"The Oneida Indians saved this country from Great Britain," she said, explaining that the Oneida were early allies of American revolutionaries, and the majority joined forces with the rebels. One significant fight the Oneida participated in was the Aug. 6, 1776, Battle of Oriskany. Many Oneida fighters were killed during the battle, Metoxen said.

"They're not recognized for that because their names are obliterated from history because the United States Army did not keep track of all the names of the people who were fighting from the tribes," Metoxen said.

"We did have six commissioned officers. Their names are prominent. But the rest who succumbed there … their names are gone forever."

Another story of how the Oneida helped save American revolutionaries was how they fed George Washington's troops when the Soldiers were wintering over in Valley Forge, Pa.

"The Oneidas heard of Washington's plight and the plight of his Soldiers at Valley Forge, and so they sent 600 bushels of corn from Fort Stanwix, N.Y., down to the Army," Metoxen said.

The white corn sent down had to be specially prepared, so an Oneida woman named Polly Cooper stayed with Washington's army to show them how to properly prepare it. She ended up staying as a cook for the Washingtons.

"Martha (Washington) was so grateful for doing that that she purchased, in Philadelphia, a black shawl (for Cooper), and that black shawl survives today in Oneida, N.Y., … at the museum," Metoxen said.

Metoxen recommended the book "Forgotten Allies: The Oneida Indians and the American Revolution," by Joseph T. Glatthaar and James Kirby Martin, which details some of the other contributions made by tribal members during the war.

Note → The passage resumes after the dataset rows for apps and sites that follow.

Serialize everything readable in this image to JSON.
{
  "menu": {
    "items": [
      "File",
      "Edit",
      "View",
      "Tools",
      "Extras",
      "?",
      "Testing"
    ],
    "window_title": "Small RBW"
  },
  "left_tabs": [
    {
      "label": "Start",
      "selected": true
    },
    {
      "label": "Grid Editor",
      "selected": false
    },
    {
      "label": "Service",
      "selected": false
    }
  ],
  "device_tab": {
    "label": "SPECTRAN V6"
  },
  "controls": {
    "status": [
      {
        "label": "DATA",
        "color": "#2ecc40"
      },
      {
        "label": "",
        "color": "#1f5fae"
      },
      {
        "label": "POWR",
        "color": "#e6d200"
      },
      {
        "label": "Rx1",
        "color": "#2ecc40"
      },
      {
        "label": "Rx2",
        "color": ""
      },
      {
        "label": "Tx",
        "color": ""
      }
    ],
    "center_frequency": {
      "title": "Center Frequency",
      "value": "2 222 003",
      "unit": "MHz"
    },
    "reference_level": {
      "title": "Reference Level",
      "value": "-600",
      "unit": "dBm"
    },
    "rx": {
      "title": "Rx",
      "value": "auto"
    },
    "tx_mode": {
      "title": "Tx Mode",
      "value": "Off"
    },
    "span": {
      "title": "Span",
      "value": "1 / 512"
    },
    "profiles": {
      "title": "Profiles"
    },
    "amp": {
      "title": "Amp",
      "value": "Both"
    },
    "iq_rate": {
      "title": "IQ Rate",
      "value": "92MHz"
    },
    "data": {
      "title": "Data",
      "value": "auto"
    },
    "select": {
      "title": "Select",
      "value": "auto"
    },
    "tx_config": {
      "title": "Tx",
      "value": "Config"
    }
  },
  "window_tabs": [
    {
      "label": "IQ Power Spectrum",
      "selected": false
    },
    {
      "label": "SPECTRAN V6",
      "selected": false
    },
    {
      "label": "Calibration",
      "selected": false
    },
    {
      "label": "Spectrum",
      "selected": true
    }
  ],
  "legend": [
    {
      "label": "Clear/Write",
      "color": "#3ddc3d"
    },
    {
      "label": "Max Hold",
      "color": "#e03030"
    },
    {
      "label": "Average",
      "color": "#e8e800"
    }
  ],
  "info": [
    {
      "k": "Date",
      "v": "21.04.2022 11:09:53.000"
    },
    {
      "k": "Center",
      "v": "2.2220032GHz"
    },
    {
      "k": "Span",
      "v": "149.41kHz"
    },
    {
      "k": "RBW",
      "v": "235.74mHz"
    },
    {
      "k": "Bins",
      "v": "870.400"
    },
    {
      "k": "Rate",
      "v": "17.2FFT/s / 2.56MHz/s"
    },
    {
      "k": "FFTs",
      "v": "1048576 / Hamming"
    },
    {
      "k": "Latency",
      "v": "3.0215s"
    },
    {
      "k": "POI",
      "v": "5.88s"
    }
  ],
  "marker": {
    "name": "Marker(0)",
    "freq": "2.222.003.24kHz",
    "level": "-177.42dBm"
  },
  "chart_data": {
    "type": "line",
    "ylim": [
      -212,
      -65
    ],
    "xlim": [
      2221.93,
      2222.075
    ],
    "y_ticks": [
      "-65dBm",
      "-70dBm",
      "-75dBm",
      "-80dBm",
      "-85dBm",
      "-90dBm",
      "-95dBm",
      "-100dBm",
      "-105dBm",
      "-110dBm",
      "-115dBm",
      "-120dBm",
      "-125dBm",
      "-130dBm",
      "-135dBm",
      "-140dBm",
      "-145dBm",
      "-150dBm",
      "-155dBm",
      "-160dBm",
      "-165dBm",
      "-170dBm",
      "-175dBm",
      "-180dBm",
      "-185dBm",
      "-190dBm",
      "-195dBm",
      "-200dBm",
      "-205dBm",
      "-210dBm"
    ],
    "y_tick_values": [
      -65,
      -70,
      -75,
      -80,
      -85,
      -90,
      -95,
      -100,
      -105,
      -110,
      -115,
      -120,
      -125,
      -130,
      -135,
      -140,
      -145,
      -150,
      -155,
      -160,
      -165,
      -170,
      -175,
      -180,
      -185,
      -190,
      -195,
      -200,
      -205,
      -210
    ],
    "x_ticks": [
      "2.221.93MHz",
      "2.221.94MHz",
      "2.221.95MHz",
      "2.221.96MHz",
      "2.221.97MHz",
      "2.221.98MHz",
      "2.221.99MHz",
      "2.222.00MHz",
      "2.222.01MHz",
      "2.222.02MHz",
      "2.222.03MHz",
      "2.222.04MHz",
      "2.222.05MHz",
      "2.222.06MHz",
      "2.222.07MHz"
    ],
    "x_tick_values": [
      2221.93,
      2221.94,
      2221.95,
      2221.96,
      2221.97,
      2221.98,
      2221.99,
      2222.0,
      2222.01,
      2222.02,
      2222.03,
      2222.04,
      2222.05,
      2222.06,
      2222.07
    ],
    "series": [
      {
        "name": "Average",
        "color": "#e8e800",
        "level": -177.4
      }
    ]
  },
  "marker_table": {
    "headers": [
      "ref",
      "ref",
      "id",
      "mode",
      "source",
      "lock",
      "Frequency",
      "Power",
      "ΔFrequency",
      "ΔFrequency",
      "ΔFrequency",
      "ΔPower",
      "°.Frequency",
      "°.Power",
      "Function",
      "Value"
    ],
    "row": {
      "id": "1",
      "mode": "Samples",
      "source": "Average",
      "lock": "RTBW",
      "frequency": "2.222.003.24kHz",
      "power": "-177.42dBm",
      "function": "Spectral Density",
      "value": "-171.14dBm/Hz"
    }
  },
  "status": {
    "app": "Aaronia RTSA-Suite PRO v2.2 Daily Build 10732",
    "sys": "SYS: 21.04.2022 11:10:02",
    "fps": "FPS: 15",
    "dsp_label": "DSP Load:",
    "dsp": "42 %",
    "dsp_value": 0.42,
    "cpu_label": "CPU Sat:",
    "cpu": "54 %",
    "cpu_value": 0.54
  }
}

Many members of the tribe relocated to Wisconsin from New York prior to the Indian Removal Act of 1830. Land in upstate New York was at a premium, especially where the Erie Canal eventually was built.

"My great-grandparents … were born in New York," Metoxen said. "This is not ancient history."

The Oneida also fought in the Civil War, Metoxen said. About a tenth of the population of the Wisconsin Oneidas, 147 men, volunteered to fight for the Union.

Thirty-two of them died, and some were buried in mass or unmarked graves. One of her research projects as tribal historian is trying to locate these Oneida Soldiers and bring them home, she said.

In closing, Metoxen said she hoped each audience member was a little richer from hearing about her tribe's history and heritage.
Sgt. 1st Class Nastassia Williams with the 181st Multi-Functional Training Brigade said she thought the presentation was wonderful.

"I learned a lot about the Oneida tribe," Williams said. "She was awesome." Williams said she thought Metoxen was a very good representative of the Oneida for Native American Heritage Month.

The next Equal Opportunity observance will be in January celebrating Dr. Martin Luther King Jr. Day. For more information about Equal Opportunity events, call 608-388-6153.